■ **Aim of the exercise**
Everything in the records except the pictures must be copied out exactly.

------------------------------------------------

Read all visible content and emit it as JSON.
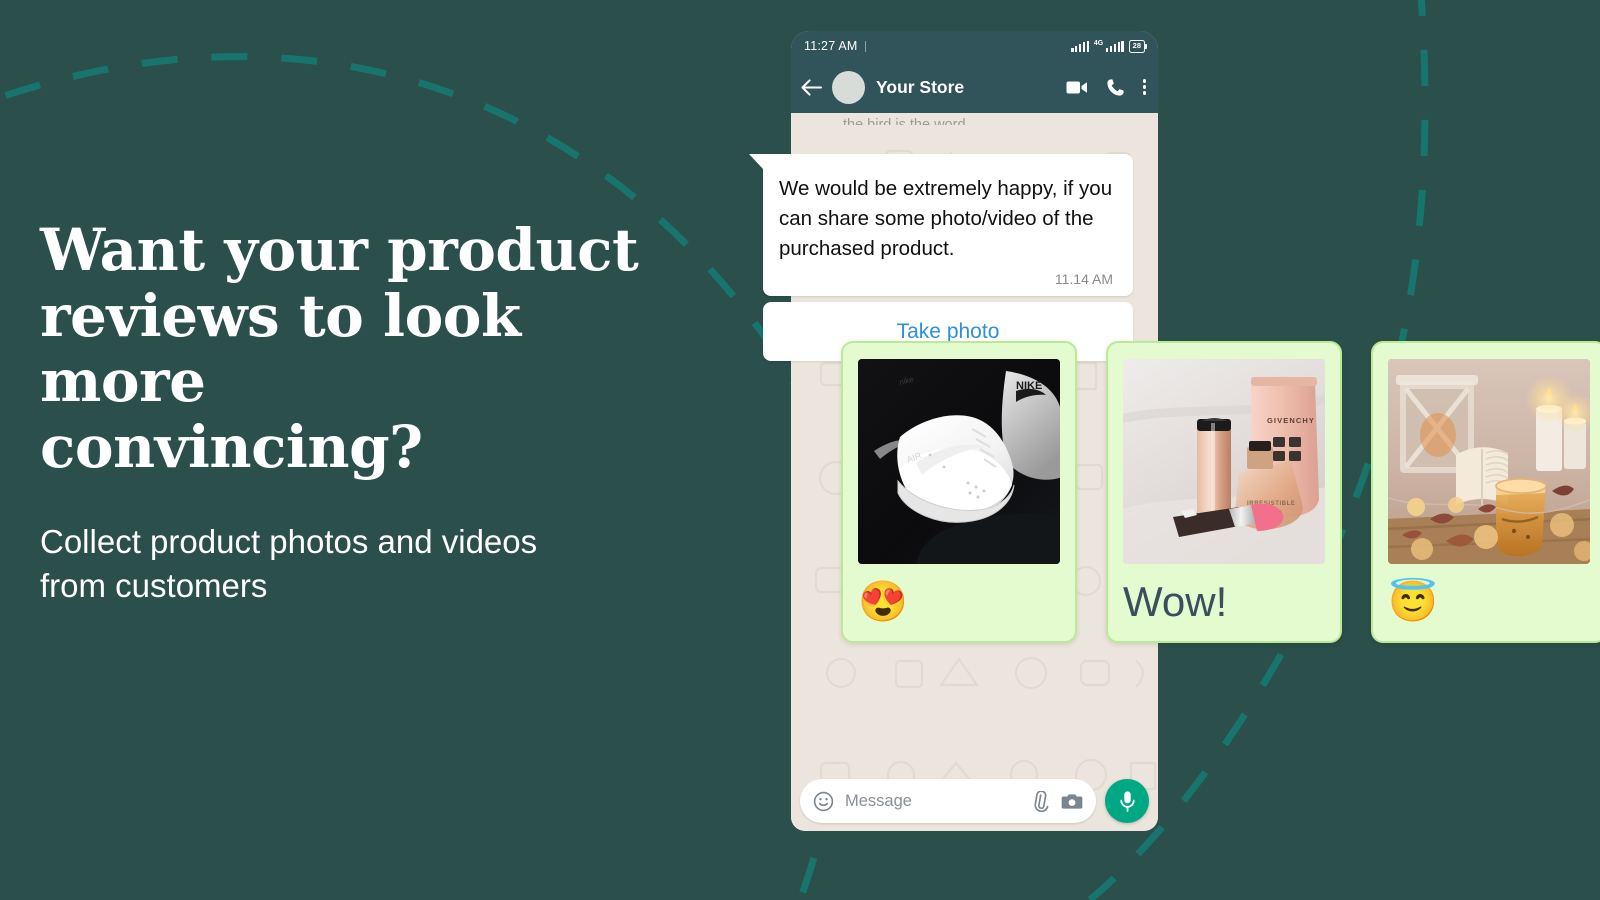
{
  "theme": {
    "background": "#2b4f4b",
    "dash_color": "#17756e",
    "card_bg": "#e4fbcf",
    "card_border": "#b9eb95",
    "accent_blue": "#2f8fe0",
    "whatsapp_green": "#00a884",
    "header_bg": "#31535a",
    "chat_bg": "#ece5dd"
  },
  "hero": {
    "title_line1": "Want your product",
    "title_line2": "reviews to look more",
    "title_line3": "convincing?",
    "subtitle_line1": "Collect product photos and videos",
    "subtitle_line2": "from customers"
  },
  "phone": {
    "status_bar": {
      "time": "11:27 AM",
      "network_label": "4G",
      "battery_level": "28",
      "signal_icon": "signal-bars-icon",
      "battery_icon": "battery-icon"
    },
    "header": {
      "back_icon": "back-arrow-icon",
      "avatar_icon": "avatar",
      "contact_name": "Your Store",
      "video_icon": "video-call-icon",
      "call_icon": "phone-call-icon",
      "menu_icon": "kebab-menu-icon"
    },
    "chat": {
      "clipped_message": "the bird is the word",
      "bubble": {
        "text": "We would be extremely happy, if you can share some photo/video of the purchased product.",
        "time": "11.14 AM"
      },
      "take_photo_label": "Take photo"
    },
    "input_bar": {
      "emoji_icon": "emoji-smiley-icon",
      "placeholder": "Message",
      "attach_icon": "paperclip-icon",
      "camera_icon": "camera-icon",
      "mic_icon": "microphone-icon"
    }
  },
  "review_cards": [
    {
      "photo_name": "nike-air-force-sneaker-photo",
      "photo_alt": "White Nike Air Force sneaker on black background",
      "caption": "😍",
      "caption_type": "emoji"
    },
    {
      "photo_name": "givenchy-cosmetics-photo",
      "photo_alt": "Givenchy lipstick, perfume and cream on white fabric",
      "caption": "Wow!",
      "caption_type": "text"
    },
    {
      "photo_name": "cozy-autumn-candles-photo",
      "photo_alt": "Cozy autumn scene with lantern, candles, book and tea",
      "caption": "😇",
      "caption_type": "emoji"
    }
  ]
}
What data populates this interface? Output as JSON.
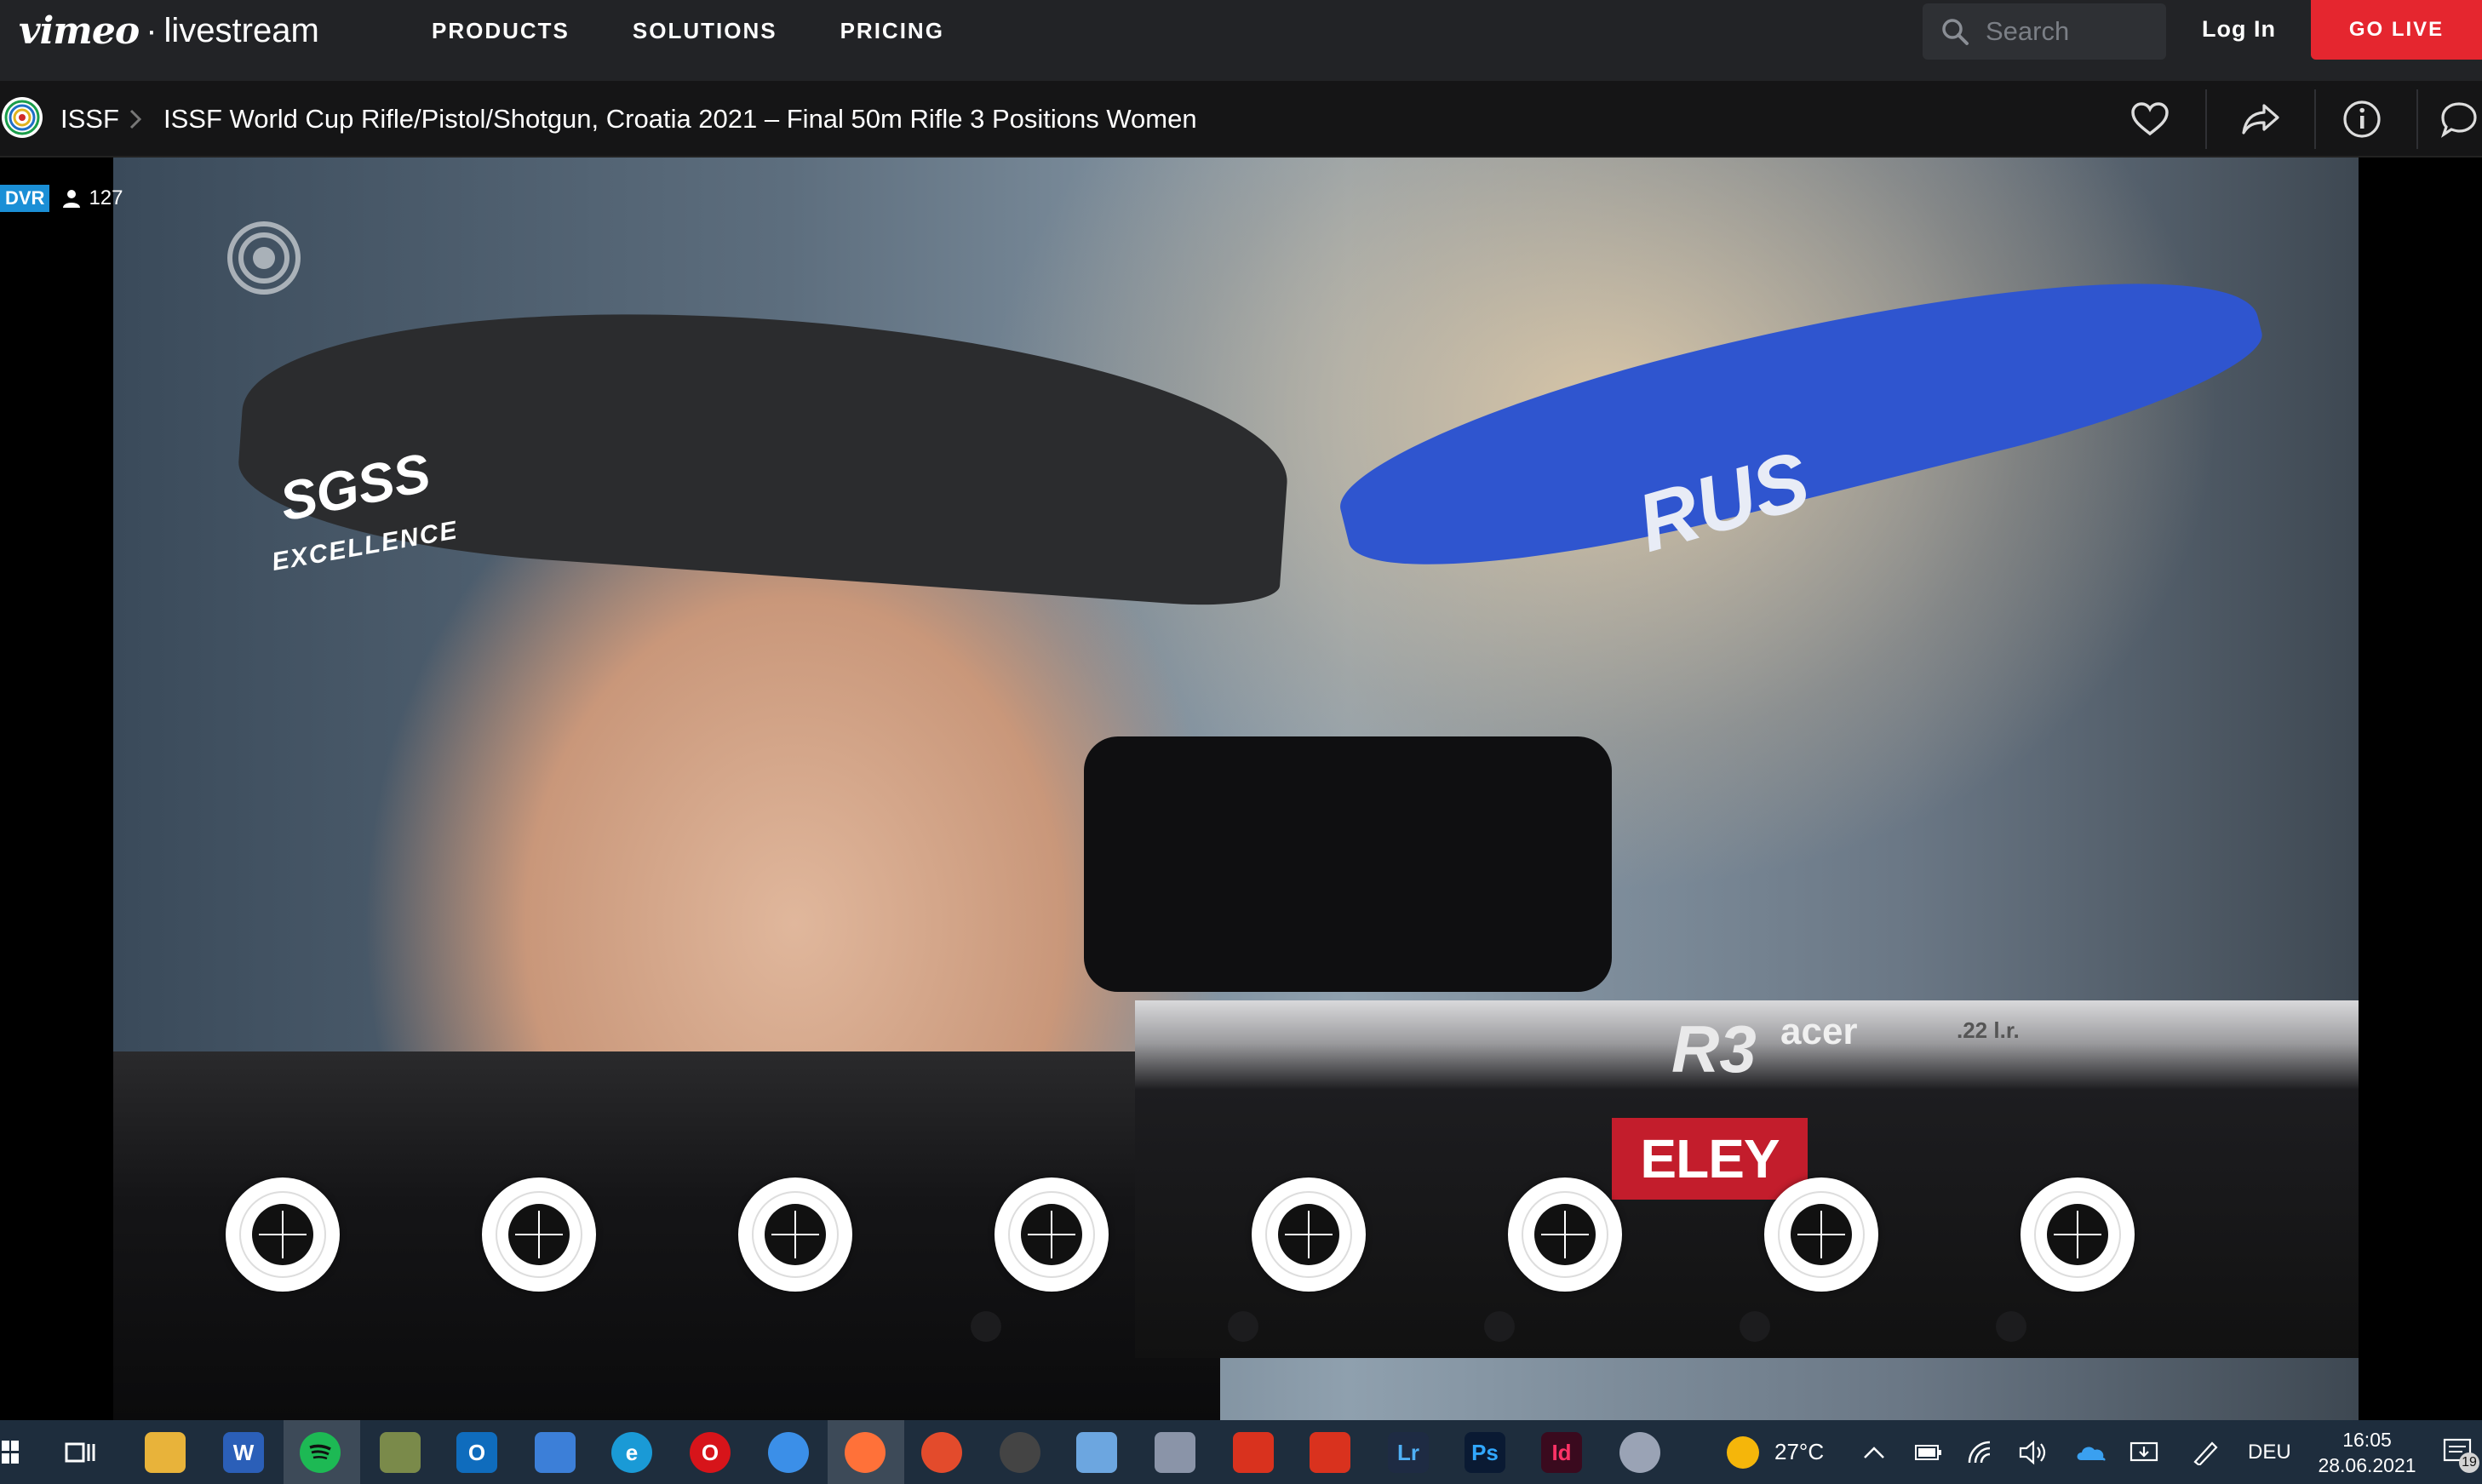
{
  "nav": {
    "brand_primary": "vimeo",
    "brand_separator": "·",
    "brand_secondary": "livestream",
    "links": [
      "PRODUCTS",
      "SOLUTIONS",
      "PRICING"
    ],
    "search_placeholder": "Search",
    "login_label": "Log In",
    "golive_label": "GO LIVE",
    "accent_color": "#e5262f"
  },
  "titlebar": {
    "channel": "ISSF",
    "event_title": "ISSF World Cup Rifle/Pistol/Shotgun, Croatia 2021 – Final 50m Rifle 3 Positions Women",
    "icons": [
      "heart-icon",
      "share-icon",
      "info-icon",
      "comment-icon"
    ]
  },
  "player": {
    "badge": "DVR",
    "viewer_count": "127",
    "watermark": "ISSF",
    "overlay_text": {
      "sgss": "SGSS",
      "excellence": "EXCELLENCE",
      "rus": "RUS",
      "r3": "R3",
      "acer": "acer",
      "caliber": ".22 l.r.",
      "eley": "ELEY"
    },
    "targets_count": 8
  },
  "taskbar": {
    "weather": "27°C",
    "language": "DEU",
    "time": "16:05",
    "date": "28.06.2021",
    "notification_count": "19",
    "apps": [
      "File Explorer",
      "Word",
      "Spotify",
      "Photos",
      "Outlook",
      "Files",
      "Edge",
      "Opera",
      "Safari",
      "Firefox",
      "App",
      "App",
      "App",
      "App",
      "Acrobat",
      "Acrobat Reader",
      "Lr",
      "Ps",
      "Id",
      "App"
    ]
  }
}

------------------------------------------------

■ **Result of the exercise**
Read all visible content and emit it as JSON.
{
  "theme": {
    "background": "#2b4f4b",
    "dash_color": "#17756e",
    "card_bg": "#e4fbcf",
    "card_border": "#b9eb95",
    "accent_blue": "#2f8fe0",
    "whatsapp_green": "#00a884",
    "header_bg": "#31535a",
    "chat_bg": "#ece5dd"
  },
  "hero": {
    "title_line1": "Want your product",
    "title_line2": "reviews to look more",
    "title_line3": "convincing?",
    "subtitle_line1": "Collect product photos and videos",
    "subtitle_line2": "from customers"
  },
  "phone": {
    "status_bar": {
      "time": "11:27 AM",
      "network_label": "4G",
      "battery_level": "28",
      "signal_icon": "signal-bars-icon",
      "battery_icon": "battery-icon"
    },
    "header": {
      "back_icon": "back-arrow-icon",
      "avatar_icon": "avatar",
      "contact_name": "Your Store",
      "video_icon": "video-call-icon",
      "call_icon": "phone-call-icon",
      "menu_icon": "kebab-menu-icon"
    },
    "chat": {
      "clipped_message": "the bird is the word",
      "bubble": {
        "text": "We would be extremely happy, if you can share some photo/video of the purchased product.",
        "time": "11.14 AM"
      },
      "take_photo_label": "Take photo"
    },
    "input_bar": {
      "emoji_icon": "emoji-smiley-icon",
      "placeholder": "Message",
      "attach_icon": "paperclip-icon",
      "camera_icon": "camera-icon",
      "mic_icon": "microphone-icon"
    }
  },
  "review_cards": [
    {
      "photo_name": "nike-air-force-sneaker-photo",
      "photo_alt": "White Nike Air Force sneaker on black background",
      "caption": "😍",
      "caption_type": "emoji"
    },
    {
      "photo_name": "givenchy-cosmetics-photo",
      "photo_alt": "Givenchy lipstick, perfume and cream on white fabric",
      "caption": "Wow!",
      "caption_type": "text"
    },
    {
      "photo_name": "cozy-autumn-candles-photo",
      "photo_alt": "Cozy autumn scene with lantern, candles, book and tea",
      "caption": "😇",
      "caption_type": "emoji"
    }
  ]
}
What data populates this interface? Output as JSON.
{
  "nav": {
    "brand_primary": "vimeo",
    "brand_separator": "·",
    "brand_secondary": "livestream",
    "links": [
      "PRODUCTS",
      "SOLUTIONS",
      "PRICING"
    ],
    "search_placeholder": "Search",
    "login_label": "Log In",
    "golive_label": "GO LIVE",
    "accent_color": "#e5262f"
  },
  "titlebar": {
    "channel": "ISSF",
    "event_title": "ISSF World Cup Rifle/Pistol/Shotgun, Croatia 2021 – Final 50m Rifle 3 Positions Women",
    "icons": [
      "heart-icon",
      "share-icon",
      "info-icon",
      "comment-icon"
    ]
  },
  "player": {
    "badge": "DVR",
    "viewer_count": "127",
    "watermark": "ISSF",
    "overlay_text": {
      "sgss": "SGSS",
      "excellence": "EXCELLENCE",
      "rus": "RUS",
      "r3": "R3",
      "acer": "acer",
      "caliber": ".22 l.r.",
      "eley": "ELEY"
    },
    "targets_count": 8
  },
  "taskbar": {
    "weather": "27°C",
    "language": "DEU",
    "time": "16:05",
    "date": "28.06.2021",
    "notification_count": "19",
    "apps": [
      "File Explorer",
      "Word",
      "Spotify",
      "Photos",
      "Outlook",
      "Files",
      "Edge",
      "Opera",
      "Safari",
      "Firefox",
      "App",
      "App",
      "App",
      "App",
      "Acrobat",
      "Acrobat Reader",
      "Lr",
      "Ps",
      "Id",
      "App"
    ]
  }
}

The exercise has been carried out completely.